## To do
Check every line below for the string "name". Copy the ones that have it.
-- Supplied data follows --
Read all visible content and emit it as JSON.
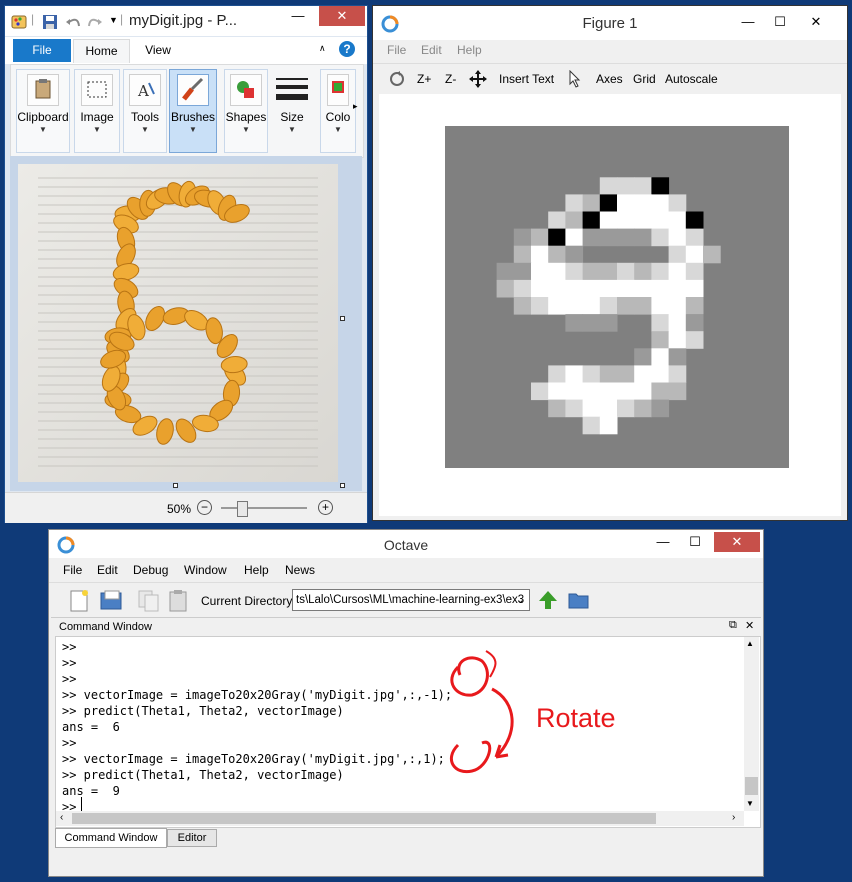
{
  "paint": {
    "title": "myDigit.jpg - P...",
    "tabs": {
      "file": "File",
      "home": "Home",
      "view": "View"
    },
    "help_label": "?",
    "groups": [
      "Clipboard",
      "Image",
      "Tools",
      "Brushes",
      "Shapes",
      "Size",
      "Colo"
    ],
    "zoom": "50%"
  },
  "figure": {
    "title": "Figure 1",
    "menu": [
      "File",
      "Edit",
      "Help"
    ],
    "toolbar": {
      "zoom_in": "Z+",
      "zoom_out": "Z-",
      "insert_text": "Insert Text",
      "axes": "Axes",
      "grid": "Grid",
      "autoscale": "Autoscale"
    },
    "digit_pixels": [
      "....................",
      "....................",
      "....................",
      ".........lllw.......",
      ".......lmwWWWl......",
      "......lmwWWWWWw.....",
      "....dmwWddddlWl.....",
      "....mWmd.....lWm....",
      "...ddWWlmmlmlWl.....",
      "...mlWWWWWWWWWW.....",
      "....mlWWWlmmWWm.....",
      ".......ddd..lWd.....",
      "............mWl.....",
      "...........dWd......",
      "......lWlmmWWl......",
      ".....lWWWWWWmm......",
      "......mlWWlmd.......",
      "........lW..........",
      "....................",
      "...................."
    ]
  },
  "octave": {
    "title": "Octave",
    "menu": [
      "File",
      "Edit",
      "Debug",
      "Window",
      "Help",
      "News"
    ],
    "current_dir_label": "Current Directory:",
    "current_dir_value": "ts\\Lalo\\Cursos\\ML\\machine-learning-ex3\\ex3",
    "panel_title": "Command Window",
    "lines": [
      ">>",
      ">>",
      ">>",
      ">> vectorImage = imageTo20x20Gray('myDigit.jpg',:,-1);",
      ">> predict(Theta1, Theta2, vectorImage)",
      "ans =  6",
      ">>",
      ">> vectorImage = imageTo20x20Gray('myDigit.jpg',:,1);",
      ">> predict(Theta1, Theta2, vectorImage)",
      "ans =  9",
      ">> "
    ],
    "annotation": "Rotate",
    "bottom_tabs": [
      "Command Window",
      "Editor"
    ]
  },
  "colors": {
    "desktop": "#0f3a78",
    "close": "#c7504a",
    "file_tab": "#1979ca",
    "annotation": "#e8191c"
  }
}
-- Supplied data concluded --
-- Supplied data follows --
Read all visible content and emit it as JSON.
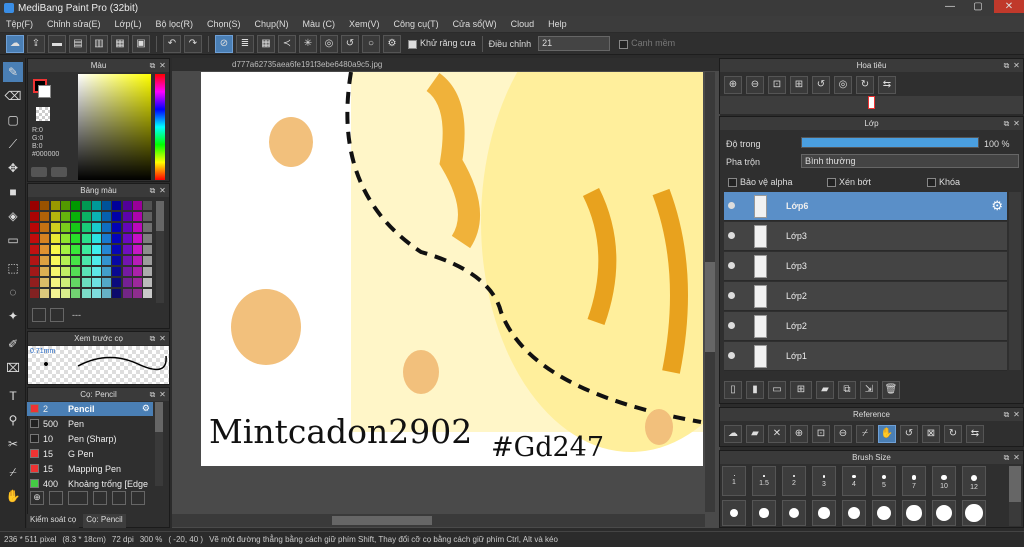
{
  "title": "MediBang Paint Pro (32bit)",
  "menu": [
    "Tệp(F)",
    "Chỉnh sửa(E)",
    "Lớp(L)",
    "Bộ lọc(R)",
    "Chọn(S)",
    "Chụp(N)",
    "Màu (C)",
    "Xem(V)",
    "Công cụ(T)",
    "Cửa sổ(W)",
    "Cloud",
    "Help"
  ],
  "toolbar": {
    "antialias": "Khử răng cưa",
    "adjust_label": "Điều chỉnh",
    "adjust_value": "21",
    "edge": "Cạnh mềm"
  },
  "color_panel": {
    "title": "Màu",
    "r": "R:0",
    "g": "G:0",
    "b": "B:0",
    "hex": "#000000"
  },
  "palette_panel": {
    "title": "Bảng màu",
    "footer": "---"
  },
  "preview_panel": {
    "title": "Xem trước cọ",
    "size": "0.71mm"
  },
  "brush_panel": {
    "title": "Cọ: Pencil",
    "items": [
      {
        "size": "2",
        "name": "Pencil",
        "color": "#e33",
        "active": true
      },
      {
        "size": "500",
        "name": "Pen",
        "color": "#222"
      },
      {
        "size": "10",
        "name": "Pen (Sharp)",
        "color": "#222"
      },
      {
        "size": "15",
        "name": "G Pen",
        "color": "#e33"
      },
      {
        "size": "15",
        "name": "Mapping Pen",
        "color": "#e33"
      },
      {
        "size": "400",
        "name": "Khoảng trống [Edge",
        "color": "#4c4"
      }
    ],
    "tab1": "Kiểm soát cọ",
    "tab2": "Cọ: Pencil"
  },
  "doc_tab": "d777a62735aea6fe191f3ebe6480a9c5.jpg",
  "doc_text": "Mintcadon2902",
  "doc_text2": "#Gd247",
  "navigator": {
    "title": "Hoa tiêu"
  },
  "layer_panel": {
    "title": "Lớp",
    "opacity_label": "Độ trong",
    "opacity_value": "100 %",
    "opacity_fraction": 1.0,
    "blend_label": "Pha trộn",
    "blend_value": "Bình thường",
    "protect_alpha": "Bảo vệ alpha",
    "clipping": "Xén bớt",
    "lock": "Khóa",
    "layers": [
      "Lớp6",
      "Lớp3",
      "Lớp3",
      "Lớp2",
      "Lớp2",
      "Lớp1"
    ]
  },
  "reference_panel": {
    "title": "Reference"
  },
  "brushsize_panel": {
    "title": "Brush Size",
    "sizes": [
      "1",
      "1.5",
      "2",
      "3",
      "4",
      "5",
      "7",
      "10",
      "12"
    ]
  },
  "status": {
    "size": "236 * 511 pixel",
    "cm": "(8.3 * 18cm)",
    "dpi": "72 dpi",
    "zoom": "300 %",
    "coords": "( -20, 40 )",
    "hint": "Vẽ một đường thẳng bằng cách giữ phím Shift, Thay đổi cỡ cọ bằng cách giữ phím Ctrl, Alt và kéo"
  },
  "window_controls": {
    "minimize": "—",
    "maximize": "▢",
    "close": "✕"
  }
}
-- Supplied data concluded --
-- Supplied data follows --
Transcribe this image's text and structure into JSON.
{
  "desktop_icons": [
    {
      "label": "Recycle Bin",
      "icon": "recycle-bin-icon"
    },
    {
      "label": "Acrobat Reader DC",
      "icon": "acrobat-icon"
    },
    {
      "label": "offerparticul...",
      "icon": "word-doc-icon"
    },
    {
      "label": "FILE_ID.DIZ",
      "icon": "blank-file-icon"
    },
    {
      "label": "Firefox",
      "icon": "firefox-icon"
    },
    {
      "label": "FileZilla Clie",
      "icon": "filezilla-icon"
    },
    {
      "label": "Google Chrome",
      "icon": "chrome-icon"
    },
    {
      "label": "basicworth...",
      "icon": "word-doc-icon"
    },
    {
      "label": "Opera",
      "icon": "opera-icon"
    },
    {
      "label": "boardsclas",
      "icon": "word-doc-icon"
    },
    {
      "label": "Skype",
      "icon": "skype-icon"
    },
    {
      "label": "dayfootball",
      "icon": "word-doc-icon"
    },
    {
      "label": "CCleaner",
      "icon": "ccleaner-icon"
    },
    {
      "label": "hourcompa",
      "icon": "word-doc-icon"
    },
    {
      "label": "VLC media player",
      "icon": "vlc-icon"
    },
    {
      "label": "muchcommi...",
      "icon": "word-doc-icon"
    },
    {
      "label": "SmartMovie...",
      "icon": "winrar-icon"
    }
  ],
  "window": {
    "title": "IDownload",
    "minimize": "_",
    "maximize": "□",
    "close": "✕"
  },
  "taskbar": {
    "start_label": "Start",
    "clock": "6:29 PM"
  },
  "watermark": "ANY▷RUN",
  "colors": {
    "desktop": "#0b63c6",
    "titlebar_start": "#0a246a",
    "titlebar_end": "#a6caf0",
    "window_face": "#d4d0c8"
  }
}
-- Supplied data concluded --
## Solution to this problem
        "name": "Pencil",
        "name": "Pen",
        "name": "Pen (Sharp)",
        "name": "G Pen",
        "name": "Mapping Pen",
        "name": "Khoảng trống [Edge",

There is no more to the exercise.